=== TASK STATEMENT ===
Copy every line in the records below that contains the word "Microsoft".

--- MATERIAL SUPPLIED ---

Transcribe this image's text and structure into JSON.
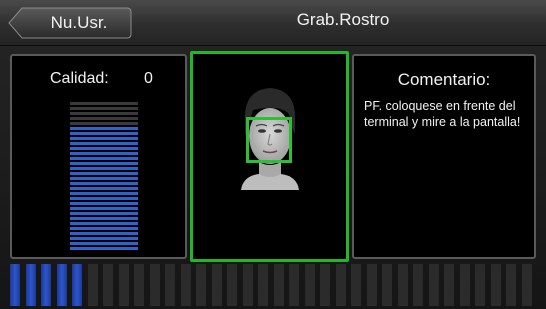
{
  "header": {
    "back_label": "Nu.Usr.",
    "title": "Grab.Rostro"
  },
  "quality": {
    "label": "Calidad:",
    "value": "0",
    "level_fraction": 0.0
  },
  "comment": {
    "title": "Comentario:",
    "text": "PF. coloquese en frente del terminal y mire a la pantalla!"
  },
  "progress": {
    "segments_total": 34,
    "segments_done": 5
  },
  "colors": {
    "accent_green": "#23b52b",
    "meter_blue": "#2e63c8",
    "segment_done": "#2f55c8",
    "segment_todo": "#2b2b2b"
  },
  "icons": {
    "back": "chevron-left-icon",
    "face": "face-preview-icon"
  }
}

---
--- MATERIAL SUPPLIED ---

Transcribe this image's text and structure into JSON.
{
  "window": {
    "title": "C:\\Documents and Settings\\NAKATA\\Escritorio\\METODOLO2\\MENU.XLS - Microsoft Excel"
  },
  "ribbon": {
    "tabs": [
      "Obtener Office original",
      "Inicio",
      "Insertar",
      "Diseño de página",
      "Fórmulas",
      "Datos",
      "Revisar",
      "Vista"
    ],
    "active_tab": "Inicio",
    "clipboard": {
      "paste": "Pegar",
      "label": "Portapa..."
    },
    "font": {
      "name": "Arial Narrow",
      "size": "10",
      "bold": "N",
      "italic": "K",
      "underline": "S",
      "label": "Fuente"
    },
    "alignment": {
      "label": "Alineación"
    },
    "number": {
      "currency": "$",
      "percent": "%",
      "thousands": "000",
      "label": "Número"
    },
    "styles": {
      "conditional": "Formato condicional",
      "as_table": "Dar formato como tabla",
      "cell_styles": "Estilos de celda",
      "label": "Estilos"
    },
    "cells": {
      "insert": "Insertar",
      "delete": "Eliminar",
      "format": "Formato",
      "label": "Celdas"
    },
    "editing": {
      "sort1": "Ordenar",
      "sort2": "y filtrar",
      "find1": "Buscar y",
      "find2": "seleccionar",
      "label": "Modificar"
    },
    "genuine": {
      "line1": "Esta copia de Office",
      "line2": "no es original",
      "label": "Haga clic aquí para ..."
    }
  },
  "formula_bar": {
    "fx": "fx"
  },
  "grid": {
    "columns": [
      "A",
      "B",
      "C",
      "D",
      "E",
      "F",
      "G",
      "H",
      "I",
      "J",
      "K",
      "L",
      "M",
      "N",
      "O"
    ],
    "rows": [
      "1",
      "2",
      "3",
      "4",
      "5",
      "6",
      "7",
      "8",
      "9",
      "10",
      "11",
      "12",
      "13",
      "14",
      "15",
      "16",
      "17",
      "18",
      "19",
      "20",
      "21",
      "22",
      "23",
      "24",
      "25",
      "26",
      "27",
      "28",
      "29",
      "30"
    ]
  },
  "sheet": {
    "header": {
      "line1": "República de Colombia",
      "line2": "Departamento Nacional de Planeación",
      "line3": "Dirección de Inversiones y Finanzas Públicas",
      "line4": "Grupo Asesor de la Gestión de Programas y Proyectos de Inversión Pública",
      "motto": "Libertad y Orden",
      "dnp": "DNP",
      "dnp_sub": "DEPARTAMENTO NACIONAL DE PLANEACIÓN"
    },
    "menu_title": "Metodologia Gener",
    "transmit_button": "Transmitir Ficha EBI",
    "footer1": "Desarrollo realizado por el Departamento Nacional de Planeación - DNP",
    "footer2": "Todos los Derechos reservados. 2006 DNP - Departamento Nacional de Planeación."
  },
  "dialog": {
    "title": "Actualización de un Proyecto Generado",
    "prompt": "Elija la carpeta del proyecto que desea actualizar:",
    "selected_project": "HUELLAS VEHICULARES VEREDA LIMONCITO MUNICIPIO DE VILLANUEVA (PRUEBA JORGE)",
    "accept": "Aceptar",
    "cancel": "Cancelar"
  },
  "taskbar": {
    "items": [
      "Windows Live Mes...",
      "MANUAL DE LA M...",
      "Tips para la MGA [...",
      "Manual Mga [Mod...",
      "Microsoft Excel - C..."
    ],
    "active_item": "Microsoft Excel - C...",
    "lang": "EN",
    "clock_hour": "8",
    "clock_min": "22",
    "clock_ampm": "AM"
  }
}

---

=== SOLUTION TO THIS EXERCISE ===
    "title": "C:\\Documents and Settings\\NAKATA\\Escritorio\\METODOLO2\\MENU.XLS - Microsoft Excel"
      "Microsoft Excel - C..."
    "active_item": "Microsoft Excel - C...",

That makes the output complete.